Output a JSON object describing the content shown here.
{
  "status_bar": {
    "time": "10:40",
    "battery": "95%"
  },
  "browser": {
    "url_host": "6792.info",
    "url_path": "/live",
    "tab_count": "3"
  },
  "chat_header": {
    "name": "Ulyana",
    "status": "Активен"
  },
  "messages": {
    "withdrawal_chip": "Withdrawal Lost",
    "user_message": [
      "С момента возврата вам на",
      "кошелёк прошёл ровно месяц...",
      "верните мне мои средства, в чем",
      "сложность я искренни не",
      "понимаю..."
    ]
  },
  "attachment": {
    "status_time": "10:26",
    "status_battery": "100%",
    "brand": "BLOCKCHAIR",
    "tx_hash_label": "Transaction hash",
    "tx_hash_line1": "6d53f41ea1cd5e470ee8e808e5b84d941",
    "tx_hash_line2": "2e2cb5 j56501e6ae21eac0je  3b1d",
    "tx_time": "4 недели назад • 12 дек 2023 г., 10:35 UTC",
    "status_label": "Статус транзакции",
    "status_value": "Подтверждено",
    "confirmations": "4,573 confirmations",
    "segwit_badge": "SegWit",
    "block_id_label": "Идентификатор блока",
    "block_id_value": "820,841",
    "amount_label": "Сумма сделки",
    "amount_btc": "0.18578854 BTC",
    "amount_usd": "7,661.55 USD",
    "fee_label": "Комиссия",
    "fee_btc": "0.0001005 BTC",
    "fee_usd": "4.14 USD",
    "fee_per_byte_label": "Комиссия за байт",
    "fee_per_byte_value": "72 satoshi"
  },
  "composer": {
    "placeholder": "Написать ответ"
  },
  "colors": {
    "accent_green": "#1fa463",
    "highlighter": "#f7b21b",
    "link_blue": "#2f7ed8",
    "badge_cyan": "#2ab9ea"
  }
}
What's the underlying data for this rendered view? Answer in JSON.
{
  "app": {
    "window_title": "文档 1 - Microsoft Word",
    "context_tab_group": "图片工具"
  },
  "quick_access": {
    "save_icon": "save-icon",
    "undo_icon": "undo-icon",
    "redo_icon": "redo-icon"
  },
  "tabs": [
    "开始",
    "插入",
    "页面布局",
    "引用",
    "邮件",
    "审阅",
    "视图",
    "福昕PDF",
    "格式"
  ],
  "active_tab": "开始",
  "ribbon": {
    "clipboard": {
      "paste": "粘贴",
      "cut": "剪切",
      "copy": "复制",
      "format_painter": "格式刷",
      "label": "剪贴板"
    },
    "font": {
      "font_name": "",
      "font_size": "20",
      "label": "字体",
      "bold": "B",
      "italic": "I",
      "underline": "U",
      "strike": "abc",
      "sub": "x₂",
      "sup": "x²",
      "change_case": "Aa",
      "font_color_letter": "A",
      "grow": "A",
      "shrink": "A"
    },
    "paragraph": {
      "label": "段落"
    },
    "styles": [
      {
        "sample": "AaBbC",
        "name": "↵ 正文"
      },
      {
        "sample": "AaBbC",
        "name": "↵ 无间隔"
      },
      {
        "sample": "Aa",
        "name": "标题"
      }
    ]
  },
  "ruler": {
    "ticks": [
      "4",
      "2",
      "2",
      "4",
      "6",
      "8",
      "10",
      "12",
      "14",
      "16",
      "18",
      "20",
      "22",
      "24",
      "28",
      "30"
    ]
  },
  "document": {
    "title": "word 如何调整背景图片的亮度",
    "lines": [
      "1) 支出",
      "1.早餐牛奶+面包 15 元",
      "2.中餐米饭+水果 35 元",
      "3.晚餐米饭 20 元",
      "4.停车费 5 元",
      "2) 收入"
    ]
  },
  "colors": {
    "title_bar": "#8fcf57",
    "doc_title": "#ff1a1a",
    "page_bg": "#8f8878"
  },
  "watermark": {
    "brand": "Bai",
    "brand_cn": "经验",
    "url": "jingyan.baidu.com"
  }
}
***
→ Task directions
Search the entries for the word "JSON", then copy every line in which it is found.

→ Answer
Output a JSON object describing the content shown here.
What's the underlying data for this rendered view? Answer in JSON.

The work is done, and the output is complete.